Cajo ter Braak has questioned whether the bug in the rescaling procedure in DECORANA and CANOCO, which we reported in our paper in volume 8, issue 3 of the Journal of Vegetation Science (Oksanen & Minchin 1997), is "really a bug". His comments can be read on CANOCO www pages.
Our answer is that it most certainly is a bug, applying the usual definition of that term in computer science. To explain this, we need to go into some rather technical details, which will probably make sense only to those with a programming background.
The original code of subroutine SMOOTH (part of the non-linear rescaling procedure used in DCA) does not do what its author, Mark Hill, intended it do do. The comment in the source code says "TAKES A VECTOR Z AND DOES (1,2,1)-SMOOTHING UNTIL NO BLANKS LEFT AND THEN 2 MORE ITERATIONS OF (1,2,1)-SMOOTHING". The bug concerns the way in which the program tests for "blanks" or empty segments (i.e. sections of an ordination axis that contain no points). The way this is done is order-dependent. It results in the program doing a different number of (1,2,1)-smoothings, depending on the orientation of the vector Z. In other words, if you reverse the order of the elements in Z, the program sometimes does a different total number of smoothings.
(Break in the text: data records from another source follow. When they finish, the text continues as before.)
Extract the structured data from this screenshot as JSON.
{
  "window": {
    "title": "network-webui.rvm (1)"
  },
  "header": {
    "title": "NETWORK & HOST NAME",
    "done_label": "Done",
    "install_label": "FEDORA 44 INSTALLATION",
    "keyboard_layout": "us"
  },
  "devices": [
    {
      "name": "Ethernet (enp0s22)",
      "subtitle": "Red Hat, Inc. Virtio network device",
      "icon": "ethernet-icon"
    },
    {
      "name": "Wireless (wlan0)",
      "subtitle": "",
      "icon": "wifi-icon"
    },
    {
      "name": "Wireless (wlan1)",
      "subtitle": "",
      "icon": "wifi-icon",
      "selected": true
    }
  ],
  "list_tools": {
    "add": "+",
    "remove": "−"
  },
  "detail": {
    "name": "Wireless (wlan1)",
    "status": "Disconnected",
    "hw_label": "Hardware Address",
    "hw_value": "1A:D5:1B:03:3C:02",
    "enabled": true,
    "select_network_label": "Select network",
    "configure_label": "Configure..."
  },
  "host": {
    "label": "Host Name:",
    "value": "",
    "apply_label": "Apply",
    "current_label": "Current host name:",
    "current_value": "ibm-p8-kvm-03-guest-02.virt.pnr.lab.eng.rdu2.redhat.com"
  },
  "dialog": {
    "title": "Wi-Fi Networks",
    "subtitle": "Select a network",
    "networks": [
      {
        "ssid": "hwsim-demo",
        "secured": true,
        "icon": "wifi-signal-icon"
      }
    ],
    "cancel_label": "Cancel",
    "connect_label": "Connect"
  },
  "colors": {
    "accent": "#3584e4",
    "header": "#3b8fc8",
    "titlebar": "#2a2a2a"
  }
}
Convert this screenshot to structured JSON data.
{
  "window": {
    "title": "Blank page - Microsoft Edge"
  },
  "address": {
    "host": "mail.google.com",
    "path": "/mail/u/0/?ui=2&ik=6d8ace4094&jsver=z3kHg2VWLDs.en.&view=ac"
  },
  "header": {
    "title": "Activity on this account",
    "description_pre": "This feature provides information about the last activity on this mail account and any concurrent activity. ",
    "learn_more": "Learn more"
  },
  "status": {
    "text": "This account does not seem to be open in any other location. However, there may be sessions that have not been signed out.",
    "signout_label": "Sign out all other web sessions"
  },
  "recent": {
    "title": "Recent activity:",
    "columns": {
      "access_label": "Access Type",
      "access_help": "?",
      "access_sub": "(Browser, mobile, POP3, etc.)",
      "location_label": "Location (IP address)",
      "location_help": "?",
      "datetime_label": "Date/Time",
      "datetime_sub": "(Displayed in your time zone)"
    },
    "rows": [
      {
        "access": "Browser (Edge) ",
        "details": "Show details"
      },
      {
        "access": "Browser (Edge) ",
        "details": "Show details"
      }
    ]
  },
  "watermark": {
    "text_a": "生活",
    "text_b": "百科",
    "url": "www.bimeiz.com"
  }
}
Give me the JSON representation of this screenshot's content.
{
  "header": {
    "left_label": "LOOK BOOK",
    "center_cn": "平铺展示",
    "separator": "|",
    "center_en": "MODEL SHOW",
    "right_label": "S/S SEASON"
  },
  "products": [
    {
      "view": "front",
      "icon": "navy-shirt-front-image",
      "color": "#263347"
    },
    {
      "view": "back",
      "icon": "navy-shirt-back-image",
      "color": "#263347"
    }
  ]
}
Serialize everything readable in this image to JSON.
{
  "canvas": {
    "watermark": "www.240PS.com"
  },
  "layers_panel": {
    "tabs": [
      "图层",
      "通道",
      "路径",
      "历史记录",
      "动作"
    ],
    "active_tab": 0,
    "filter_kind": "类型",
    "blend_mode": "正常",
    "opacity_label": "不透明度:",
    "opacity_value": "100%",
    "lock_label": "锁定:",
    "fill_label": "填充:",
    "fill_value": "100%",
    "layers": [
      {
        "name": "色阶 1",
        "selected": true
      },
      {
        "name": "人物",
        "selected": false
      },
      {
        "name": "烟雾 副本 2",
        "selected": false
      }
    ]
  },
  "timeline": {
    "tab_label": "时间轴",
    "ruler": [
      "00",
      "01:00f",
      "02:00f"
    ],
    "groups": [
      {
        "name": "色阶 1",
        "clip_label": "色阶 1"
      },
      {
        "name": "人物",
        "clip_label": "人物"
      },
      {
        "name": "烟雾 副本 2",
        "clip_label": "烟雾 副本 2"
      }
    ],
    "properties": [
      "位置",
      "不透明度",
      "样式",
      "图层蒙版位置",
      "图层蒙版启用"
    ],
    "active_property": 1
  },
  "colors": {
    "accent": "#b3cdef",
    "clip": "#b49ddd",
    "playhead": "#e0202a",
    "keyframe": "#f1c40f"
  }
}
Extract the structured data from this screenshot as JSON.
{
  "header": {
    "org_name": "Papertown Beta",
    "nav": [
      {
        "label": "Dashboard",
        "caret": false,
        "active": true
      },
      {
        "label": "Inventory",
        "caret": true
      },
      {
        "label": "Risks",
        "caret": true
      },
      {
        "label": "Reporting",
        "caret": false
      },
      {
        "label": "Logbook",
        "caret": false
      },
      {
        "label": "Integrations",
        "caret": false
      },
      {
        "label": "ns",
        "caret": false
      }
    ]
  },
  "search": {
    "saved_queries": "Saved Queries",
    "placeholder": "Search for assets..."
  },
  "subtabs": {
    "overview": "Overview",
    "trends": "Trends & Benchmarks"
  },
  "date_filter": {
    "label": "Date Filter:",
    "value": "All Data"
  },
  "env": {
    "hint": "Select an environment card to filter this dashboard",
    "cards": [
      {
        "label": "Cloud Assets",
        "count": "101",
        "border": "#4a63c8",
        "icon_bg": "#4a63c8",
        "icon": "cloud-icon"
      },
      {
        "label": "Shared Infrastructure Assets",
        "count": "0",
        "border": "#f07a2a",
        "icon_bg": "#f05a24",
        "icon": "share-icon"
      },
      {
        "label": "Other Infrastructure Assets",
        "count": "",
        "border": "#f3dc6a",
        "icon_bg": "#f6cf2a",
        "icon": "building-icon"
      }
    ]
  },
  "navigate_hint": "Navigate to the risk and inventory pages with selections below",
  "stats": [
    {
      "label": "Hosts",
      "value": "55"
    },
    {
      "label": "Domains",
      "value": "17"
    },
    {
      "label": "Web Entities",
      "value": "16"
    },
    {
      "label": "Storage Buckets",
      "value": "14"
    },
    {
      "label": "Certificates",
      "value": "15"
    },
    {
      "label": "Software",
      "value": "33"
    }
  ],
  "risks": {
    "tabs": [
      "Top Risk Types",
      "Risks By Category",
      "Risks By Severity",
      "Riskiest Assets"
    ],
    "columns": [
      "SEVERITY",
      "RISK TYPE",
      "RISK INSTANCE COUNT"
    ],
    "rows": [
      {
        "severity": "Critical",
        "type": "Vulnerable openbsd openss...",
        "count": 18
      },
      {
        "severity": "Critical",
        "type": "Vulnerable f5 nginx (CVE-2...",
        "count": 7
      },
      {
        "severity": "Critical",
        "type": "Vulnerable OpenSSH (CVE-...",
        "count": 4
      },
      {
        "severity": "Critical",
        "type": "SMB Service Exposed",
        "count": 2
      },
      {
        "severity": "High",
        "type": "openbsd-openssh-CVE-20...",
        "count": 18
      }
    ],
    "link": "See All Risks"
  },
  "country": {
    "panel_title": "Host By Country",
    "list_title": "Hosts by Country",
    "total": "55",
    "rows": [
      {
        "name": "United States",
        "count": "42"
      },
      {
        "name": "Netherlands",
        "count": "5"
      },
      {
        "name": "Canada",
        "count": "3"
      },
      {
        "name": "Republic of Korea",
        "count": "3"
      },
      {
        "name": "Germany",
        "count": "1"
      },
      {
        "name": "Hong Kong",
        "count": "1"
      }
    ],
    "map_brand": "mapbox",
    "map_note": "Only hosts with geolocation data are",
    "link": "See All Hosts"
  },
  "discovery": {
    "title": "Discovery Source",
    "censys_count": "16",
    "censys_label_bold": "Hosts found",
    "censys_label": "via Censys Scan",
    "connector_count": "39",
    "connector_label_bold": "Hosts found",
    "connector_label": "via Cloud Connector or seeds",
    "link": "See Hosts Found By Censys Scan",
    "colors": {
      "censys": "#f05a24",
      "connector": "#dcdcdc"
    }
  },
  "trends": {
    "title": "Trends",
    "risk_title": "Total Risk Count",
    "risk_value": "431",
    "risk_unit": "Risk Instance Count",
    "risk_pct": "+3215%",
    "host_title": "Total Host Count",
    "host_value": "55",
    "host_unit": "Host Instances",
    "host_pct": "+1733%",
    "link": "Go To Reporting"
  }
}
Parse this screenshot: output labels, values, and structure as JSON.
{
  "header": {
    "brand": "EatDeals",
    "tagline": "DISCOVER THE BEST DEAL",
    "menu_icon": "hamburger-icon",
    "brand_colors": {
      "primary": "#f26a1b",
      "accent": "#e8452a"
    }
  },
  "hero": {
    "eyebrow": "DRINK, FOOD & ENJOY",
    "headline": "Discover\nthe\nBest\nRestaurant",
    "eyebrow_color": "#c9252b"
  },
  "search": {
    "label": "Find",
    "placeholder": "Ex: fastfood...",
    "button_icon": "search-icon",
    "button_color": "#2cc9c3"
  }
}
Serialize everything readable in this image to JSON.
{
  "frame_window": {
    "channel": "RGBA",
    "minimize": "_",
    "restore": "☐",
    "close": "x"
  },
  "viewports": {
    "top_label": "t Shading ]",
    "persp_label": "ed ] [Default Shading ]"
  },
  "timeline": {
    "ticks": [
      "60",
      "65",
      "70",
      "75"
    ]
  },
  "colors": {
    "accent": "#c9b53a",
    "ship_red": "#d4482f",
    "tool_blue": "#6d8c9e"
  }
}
We have verified this empirically by inserting code to run SMOOTH with each orientation of Z and report the number of smoothings done. in practice, the orientation of Z depends on the sign of an extracted eigenvector, which, as Cajo correctly states, is arbitrary. Variation in the sign of the vector occurs with different orderings of the species and/or sites in the input community data matrix. This means that DCA scores on any axis, after non-linear rescaling, will exhibit variation with different orderings of the input data, resulting from the different numbers of smoothings done by SMOOTH. In our JVS paper, we present empirical results, based on a number of real data sets, that clearly show the instability in DCA results due to the bug (Table 3 vs Table 4).
The bug is therefore real, though Cajo has identified an inaccuracy in our interpretation and description of the bug in the paper. This arose from our misunderstanding of the method used by Mark Hill to indicate "blanks". We had assumed that empty segments would be zero, whereas they actually contain a small negative number. There are two statements in SMOOTH that test for blanks. The first one (on line 11) tests if the 2nd segment is empty:
and the other, on line 17, tests the 3rd and subsequent segments:
To fix the bug, both of these should be altered to read:
Checking the "debugged" CANOCO code used in our research, we found that we had, in fact, corrected both statements, though the paper only mentions the one on line 17. In our paper, as Cajo points out, we incorrectly state, referring to the test on line 17: "the test, as programmed, is never true". It is, in fact, the test on line 11 which is the real problem. Probably, it will never be true, since empty cells are small negative numbers and not zeroes. In any case, it is bad programming practice to ever test for the equality of real numbers, many of which have no exact binary representation.
Our misinterpretation of the mechanism of the problem, does not alter the fact that what we found is truly an order-dependent bug. The correct interpretation is that the original code does not correctly detect the initial emptiness of segment 2. If the order of vector Z is reversed (as will happen with some input data orderings), it will be the 2nd last segment instead that is empty, and this will be detected. Hence the total number of smoothings will be different in the two cases (one more in the latter case). Since receiving feedback from Cajo, we have verified this interpretation by inserting code to report the functioning of SMOOTH, before and after debugging.
The fact that SMOOTH, as originally programmed, performed a different number of smoothings and hence produced different ordination co-ordinates with the same input data (but with sites or species in a different order) is clearly not what the programmer, nor for that matter the users of the program, would have expected or desired. To us, this clearly qualifies as a bug. Whether or not Cajo and Mark are prepared to call what we found a bug, we are pleased that Cajo has decided to correct it in the latest release of CANOCO.
Oksanen, J. & Minchin, P.R. (1997) Instability of ordination results under changes in input data order: explanations and remedies. Journal of Vegetation Science 8: 447-454.